== Segment start ==

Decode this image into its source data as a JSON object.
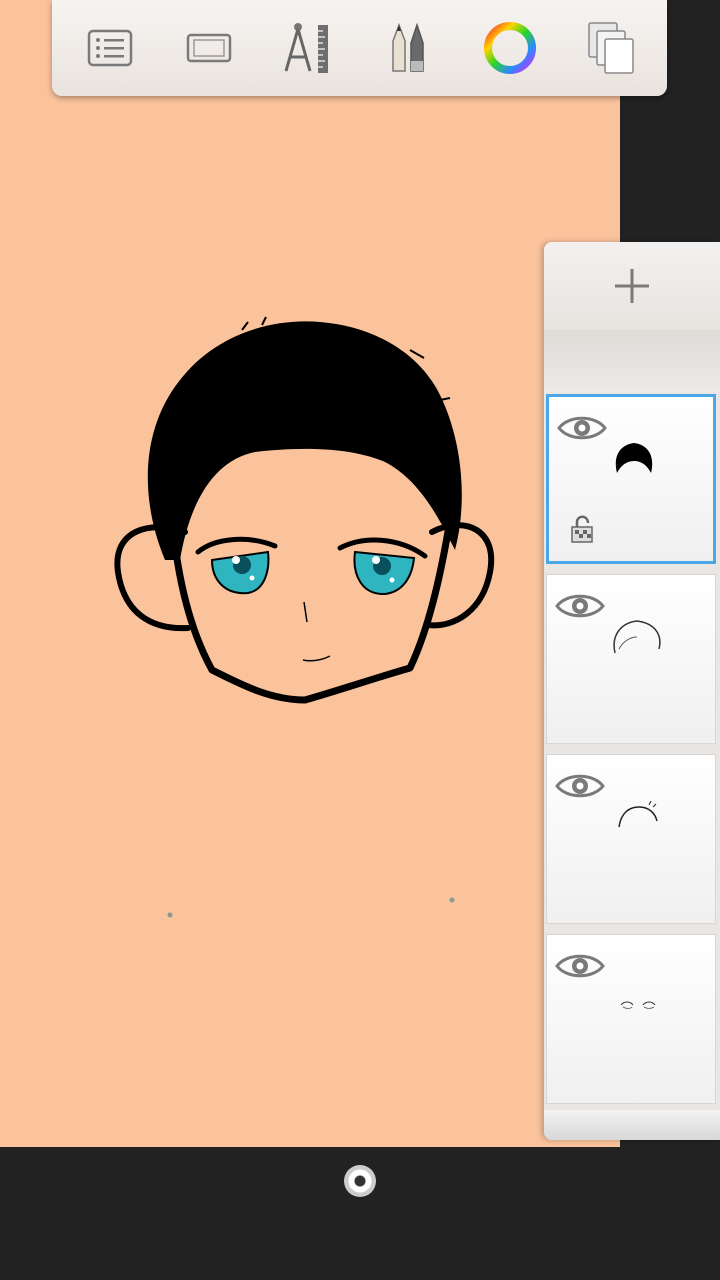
{
  "app": {
    "canvas_color": "#fbc39c",
    "accent_color": "#4aa8e8"
  },
  "toolbar": {
    "items": [
      {
        "name": "menu",
        "icon": "list-menu-icon"
      },
      {
        "name": "canvas",
        "icon": "canvas-frame-icon"
      },
      {
        "name": "guides",
        "icon": "compass-ruler-icon"
      },
      {
        "name": "brushes",
        "icon": "brushes-icon"
      },
      {
        "name": "color",
        "icon": "color-wheel-icon"
      },
      {
        "name": "layers",
        "icon": "layers-copy-icon"
      }
    ]
  },
  "layers_panel": {
    "add_icon": "plus-icon",
    "layers": [
      {
        "visible": true,
        "selected": true,
        "locked": false,
        "thumbnail": "hair-fill"
      },
      {
        "visible": true,
        "selected": false,
        "locked": false,
        "thumbnail": "hair-outline"
      },
      {
        "visible": true,
        "selected": false,
        "locked": false,
        "thumbnail": "hair-sketch"
      },
      {
        "visible": true,
        "selected": false,
        "locked": false,
        "thumbnail": "eyes-sketch"
      }
    ]
  },
  "bottom_bar": {
    "icon": "puck-handle-icon"
  }
}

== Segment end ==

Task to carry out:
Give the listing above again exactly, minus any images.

Output of the task:
Decode this image into its source data as a JSON object.
{
  "app": {
    "canvas_color": "#fbc39c",
    "accent_color": "#4aa8e8"
  },
  "toolbar": {
    "items": [
      {
        "name": "menu",
        "icon": "list-menu-icon"
      },
      {
        "name": "canvas",
        "icon": "canvas-frame-icon"
      },
      {
        "name": "guides",
        "icon": "compass-ruler-icon"
      },
      {
        "name": "brushes",
        "icon": "brushes-icon"
      },
      {
        "name": "color",
        "icon": "color-wheel-icon"
      },
      {
        "name": "layers",
        "icon": "layers-copy-icon"
      }
    ]
  },
  "layers_panel": {
    "add_icon": "plus-icon",
    "layers": [
      {
        "visible": true,
        "selected": true,
        "locked": false,
        "thumbnail": "hair-fill"
      },
      {
        "visible": true,
        "selected": false,
        "locked": false,
        "thumbnail": "hair-outline"
      },
      {
        "visible": true,
        "selected": false,
        "locked": false,
        "thumbnail": "hair-sketch"
      },
      {
        "visible": true,
        "selected": false,
        "locked": false,
        "thumbnail": "eyes-sketch"
      }
    ]
  },
  "bottom_bar": {
    "icon": "puck-handle-icon"
  }
}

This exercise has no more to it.